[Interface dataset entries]

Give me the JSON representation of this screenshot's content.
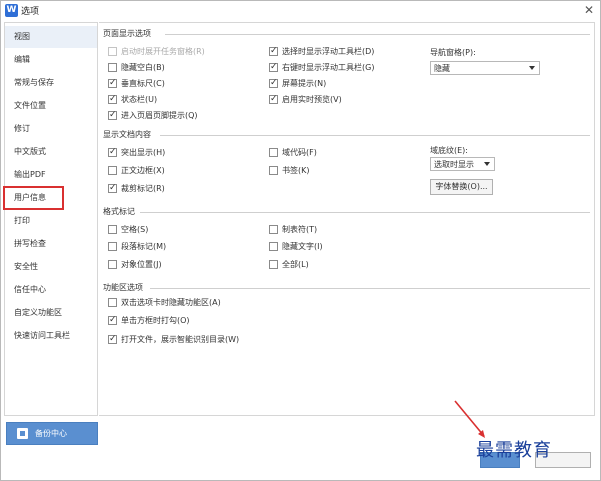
{
  "window": {
    "title": "选项",
    "app_icon": "W"
  },
  "sidebar": {
    "items": [
      {
        "label": "视图"
      },
      {
        "label": "编辑"
      },
      {
        "label": "常规与保存"
      },
      {
        "label": "文件位置"
      },
      {
        "label": "修订"
      },
      {
        "label": "中文版式"
      },
      {
        "label": "输出PDF"
      },
      {
        "label": "用户信息"
      },
      {
        "label": "打印"
      },
      {
        "label": "拼写检查"
      },
      {
        "label": "安全性"
      },
      {
        "label": "信任中心"
      },
      {
        "label": "自定义功能区"
      },
      {
        "label": "快速访问工具栏"
      }
    ],
    "backup_label": "备份中心"
  },
  "sections": {
    "page_display": {
      "title": "页面显示选项",
      "left": [
        {
          "label": "启动时展开任务窗格(R)",
          "checked": false,
          "disabled": true
        },
        {
          "label": "隐藏空白(B)",
          "checked": false
        },
        {
          "label": "垂直标尺(C)",
          "checked": true
        },
        {
          "label": "状态栏(U)",
          "checked": true
        },
        {
          "label": "进入页眉页脚提示(Q)",
          "checked": true
        }
      ],
      "right": [
        {
          "label": "选择时显示浮动工具栏(D)",
          "checked": true
        },
        {
          "label": "右键时显示浮动工具栏(G)",
          "checked": true
        },
        {
          "label": "屏幕提示(N)",
          "checked": true
        },
        {
          "label": "启用实时预览(V)",
          "checked": true
        }
      ],
      "nav_pane_label": "导航窗格(P):",
      "nav_pane_value": "隐藏"
    },
    "doc_content": {
      "title": "显示文档内容",
      "left": [
        {
          "label": "突出显示(H)",
          "checked": true
        },
        {
          "label": "正文边框(X)",
          "checked": false
        },
        {
          "label": "裁剪标记(R)",
          "checked": true
        }
      ],
      "right": [
        {
          "label": "域代码(F)",
          "checked": false
        },
        {
          "label": "书签(K)",
          "checked": false
        }
      ],
      "field_shading_label": "域底纹(E):",
      "field_shading_value": "选取时显示",
      "font_sub_button": "字体替换(O)..."
    },
    "format_marks": {
      "title": "格式标记",
      "left": [
        {
          "label": "空格(S)",
          "checked": false
        },
        {
          "label": "段落标记(M)",
          "checked": false
        },
        {
          "label": "对象位置(J)",
          "checked": false
        }
      ],
      "right": [
        {
          "label": "制表符(T)",
          "checked": false
        },
        {
          "label": "隐藏文字(I)",
          "checked": false
        },
        {
          "label": "全部(L)",
          "checked": false
        }
      ]
    },
    "ribbon": {
      "title": "功能区选项",
      "items": [
        {
          "label": "双击选项卡时隐藏功能区(A)",
          "checked": false
        },
        {
          "label": "单击方框时打勾(O)",
          "checked": true
        },
        {
          "label": "打开文件，展示智能识别目录(W)",
          "checked": true
        }
      ]
    }
  },
  "watermark": "最需教育",
  "colors": {
    "accent": "#5a8fd0",
    "highlight": "#d93030",
    "watermark": "#1a3f9a"
  }
}
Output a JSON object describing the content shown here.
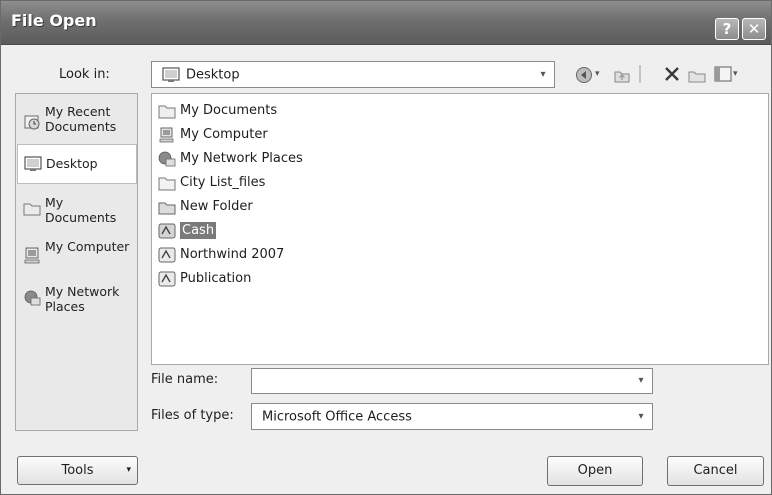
{
  "window": {
    "title": "File Open",
    "help_label": "?",
    "close_label": "✕"
  },
  "look_in": {
    "label": "Look in:",
    "value": "Desktop"
  },
  "toolbar": {
    "icons": [
      "back-icon",
      "dropdown-arrow-icon",
      "up-folder-icon",
      "delete-icon",
      "new-folder-icon",
      "views-icon",
      "dropdown-arrow-icon"
    ]
  },
  "places": [
    {
      "label": "My Recent Documents",
      "icon": "recent-documents-icon",
      "selected": false
    },
    {
      "label": "Desktop",
      "icon": "desktop-icon",
      "selected": true
    },
    {
      "label": "My Documents",
      "icon": "my-documents-icon",
      "selected": false
    },
    {
      "label": "My Computer",
      "icon": "my-computer-icon",
      "selected": false
    },
    {
      "label": "My Network Places",
      "icon": "network-places-icon",
      "selected": false
    }
  ],
  "files": [
    {
      "label": "My Documents",
      "icon": "folder-documents-icon",
      "selected": false
    },
    {
      "label": "My Computer",
      "icon": "computer-icon",
      "selected": false
    },
    {
      "label": "My Network Places",
      "icon": "network-icon",
      "selected": false
    },
    {
      "label": "City List_files",
      "icon": "folder-icon",
      "selected": false
    },
    {
      "label": "New Folder",
      "icon": "folder-icon",
      "selected": false
    },
    {
      "label": "Cash",
      "icon": "access-database-icon",
      "selected": true
    },
    {
      "label": "Northwind 2007",
      "icon": "access-database-icon",
      "selected": false
    },
    {
      "label": "Publication",
      "icon": "access-database-icon",
      "selected": false
    }
  ],
  "file_name": {
    "label": "File name:",
    "value": ""
  },
  "file_type": {
    "label": "Files of type:",
    "value": "Microsoft Office Access"
  },
  "buttons": {
    "tools": "Tools",
    "open": "Open",
    "cancel": "Cancel"
  }
}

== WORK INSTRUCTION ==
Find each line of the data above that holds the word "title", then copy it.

== RESULT BELOW ==
    "title": "选项",
      "title": "页面显示选项",
      "title": "显示文档内容",
      "title": "格式标记",
      "title": "功能区选项",
    "title": "File Open",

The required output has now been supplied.